Work to complete: Check each line of the listing, and copy it if it contains the word "title".

Records supplied:
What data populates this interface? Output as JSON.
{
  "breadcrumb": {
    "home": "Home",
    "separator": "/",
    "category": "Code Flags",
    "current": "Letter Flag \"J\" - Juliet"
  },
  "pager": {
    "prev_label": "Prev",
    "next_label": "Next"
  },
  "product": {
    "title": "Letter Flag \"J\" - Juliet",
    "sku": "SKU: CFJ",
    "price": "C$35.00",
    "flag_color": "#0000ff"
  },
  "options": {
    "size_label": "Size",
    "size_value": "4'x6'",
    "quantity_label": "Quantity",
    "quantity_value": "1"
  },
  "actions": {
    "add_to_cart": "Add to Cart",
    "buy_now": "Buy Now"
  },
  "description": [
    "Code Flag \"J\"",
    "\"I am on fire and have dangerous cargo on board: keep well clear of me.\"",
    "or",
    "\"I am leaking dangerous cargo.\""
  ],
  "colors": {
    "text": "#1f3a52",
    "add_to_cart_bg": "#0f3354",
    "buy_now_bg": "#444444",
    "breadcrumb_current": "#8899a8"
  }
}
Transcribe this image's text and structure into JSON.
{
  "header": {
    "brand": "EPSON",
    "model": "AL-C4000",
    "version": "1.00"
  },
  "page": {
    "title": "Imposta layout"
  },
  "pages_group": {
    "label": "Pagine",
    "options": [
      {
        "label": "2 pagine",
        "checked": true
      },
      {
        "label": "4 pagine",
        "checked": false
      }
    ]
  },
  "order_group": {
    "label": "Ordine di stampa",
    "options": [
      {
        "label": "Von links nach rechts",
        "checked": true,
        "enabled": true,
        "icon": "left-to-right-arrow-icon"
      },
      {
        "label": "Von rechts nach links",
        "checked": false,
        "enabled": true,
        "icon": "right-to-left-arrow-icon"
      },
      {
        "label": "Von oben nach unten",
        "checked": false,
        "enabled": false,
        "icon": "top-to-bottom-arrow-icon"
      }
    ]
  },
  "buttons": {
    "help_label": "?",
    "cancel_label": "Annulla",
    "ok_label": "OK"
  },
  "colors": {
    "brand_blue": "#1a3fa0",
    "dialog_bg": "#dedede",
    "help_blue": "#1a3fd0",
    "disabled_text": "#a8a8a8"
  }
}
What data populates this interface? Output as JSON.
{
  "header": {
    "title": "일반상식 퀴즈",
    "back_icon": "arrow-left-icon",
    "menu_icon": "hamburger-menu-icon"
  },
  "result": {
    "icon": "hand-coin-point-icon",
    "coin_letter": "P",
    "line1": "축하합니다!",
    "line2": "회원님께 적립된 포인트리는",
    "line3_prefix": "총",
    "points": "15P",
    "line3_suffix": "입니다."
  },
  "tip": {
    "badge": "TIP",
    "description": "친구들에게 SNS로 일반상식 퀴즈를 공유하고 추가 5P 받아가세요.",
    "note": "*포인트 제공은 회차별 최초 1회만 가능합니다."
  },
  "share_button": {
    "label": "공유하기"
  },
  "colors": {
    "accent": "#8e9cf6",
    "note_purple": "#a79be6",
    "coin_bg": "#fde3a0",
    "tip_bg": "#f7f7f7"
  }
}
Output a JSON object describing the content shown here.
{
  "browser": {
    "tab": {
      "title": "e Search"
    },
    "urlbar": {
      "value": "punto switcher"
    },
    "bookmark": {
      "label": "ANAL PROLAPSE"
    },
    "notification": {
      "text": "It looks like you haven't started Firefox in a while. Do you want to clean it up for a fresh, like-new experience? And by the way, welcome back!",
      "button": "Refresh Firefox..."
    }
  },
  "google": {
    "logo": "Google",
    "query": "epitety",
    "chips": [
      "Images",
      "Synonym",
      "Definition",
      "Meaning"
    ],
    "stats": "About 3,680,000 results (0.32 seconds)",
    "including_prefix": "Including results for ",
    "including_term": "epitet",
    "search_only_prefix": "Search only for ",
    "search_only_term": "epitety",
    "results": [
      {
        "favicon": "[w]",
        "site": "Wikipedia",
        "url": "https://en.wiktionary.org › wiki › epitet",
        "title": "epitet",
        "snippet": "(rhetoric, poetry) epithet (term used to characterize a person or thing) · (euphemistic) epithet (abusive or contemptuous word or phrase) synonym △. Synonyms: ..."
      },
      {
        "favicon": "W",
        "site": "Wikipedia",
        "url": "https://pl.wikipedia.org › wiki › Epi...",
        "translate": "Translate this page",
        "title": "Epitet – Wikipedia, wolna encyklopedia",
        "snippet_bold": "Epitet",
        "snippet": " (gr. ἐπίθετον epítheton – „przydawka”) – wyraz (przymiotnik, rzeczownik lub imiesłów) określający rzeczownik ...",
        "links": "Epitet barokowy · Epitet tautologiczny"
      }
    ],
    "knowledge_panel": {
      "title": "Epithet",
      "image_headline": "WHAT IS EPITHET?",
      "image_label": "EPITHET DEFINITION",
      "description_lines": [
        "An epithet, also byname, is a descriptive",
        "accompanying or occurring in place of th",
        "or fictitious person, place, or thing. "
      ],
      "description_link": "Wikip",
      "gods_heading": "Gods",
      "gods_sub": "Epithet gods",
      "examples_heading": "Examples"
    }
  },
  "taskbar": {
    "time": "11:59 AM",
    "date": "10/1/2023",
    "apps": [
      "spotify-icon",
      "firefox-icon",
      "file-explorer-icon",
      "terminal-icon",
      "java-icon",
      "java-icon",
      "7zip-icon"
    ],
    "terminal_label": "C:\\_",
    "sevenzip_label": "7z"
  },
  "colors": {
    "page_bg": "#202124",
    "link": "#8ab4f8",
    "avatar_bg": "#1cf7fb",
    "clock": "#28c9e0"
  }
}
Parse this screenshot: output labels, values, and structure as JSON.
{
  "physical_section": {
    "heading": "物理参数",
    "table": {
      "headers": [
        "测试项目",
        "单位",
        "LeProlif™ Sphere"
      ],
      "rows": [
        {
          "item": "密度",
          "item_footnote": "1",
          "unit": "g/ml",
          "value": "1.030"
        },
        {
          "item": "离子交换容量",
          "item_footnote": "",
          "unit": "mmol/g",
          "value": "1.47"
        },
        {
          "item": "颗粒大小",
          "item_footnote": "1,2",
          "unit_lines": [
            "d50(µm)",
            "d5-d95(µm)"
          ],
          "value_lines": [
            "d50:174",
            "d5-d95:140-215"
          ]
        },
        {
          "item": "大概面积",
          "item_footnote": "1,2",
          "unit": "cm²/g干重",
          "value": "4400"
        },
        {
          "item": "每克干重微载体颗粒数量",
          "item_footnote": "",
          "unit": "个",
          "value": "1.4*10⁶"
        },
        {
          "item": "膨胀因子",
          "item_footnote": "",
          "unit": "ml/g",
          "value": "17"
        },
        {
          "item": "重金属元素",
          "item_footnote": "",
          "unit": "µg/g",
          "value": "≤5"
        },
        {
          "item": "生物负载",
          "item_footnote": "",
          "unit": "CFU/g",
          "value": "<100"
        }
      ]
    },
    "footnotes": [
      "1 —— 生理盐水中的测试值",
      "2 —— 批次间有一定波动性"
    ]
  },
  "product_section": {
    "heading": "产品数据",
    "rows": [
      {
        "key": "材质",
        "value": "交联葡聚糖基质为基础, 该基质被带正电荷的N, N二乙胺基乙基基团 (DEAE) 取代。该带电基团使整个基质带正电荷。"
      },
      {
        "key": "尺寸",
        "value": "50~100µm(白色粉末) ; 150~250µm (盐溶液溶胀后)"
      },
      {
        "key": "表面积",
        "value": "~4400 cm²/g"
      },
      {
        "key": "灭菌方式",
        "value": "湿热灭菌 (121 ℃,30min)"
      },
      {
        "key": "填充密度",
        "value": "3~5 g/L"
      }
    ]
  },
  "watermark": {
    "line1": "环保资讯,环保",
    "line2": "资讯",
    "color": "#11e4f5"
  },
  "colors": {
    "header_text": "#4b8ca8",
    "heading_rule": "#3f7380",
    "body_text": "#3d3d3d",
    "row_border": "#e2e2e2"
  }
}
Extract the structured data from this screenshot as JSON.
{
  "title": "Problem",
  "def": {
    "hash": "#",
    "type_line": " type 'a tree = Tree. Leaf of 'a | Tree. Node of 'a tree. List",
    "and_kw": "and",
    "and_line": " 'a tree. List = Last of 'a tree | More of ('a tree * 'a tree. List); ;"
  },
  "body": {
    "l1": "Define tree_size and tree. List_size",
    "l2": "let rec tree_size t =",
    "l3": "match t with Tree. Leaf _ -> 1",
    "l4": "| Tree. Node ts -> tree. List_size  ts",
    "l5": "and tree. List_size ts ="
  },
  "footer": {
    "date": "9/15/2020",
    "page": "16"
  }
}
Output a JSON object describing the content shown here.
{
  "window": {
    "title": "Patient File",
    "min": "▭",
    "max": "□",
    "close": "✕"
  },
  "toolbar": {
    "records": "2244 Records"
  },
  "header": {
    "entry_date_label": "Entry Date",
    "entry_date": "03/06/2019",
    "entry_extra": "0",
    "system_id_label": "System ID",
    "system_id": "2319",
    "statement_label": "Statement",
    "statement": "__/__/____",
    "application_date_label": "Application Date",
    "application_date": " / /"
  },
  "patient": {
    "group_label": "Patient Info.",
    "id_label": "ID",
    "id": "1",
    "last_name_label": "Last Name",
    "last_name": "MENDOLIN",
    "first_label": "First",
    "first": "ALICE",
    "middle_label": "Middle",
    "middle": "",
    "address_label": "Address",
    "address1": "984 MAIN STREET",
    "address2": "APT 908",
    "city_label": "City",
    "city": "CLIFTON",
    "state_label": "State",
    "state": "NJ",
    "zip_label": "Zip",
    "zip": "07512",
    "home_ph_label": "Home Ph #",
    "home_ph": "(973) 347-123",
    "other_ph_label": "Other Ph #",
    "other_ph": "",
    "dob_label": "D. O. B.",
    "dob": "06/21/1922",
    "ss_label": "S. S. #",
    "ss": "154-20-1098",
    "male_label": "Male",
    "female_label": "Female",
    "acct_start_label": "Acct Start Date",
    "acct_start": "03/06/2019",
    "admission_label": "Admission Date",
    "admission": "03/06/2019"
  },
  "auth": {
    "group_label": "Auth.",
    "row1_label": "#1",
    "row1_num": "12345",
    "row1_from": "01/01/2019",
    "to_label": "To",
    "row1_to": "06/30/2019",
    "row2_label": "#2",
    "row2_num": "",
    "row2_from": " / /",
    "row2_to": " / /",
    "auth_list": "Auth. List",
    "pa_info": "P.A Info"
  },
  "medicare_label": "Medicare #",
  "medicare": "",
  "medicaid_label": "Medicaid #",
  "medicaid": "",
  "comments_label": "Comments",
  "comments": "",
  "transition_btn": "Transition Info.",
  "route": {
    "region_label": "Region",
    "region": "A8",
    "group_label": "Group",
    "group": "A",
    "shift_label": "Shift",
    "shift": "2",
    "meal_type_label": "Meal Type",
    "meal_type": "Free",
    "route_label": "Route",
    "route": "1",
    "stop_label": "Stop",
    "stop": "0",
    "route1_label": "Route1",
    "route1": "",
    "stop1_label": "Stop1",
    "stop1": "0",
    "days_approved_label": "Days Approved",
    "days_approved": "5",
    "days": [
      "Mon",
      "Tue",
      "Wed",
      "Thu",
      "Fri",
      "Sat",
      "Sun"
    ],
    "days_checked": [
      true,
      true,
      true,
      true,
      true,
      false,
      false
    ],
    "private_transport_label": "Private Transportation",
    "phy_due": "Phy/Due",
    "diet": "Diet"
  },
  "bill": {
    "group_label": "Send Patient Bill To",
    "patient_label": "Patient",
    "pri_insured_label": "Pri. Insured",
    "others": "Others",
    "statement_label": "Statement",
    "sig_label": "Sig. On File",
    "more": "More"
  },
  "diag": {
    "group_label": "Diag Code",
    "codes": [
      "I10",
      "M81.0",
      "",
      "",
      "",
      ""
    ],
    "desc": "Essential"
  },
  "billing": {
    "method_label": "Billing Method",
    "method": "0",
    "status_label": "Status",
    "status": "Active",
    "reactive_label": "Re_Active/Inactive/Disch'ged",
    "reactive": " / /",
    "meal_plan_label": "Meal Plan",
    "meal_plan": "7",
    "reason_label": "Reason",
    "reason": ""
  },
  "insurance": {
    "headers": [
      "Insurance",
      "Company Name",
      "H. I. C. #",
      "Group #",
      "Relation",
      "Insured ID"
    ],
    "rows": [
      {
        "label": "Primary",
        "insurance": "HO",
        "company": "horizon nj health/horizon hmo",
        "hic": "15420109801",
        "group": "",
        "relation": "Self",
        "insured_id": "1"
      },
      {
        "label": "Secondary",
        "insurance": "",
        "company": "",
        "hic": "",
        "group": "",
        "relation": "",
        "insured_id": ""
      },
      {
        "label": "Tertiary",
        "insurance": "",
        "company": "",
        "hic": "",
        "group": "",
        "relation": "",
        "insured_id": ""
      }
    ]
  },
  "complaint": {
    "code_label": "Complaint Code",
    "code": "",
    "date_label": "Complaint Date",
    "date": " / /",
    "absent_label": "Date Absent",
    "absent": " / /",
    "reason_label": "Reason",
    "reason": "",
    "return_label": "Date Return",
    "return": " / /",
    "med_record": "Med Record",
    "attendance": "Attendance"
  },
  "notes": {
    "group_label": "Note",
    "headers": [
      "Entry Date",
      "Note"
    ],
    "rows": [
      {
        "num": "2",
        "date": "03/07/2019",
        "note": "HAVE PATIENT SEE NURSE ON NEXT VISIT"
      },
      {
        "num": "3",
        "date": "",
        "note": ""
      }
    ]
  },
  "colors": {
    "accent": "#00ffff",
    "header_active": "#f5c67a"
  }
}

Response box:
    "title": "Letter Flag \"J\" - Juliet",
    "title": "Imposta layout"
    "title": "일반상식 퀴즈",
      "title": "e Search"
        "title": "epitet",
        "title": "Epitet – Wikipedia, wolna encyklopedia",
      "title": "Epithet",
  "title": "Problem",
    "title": "Patient File",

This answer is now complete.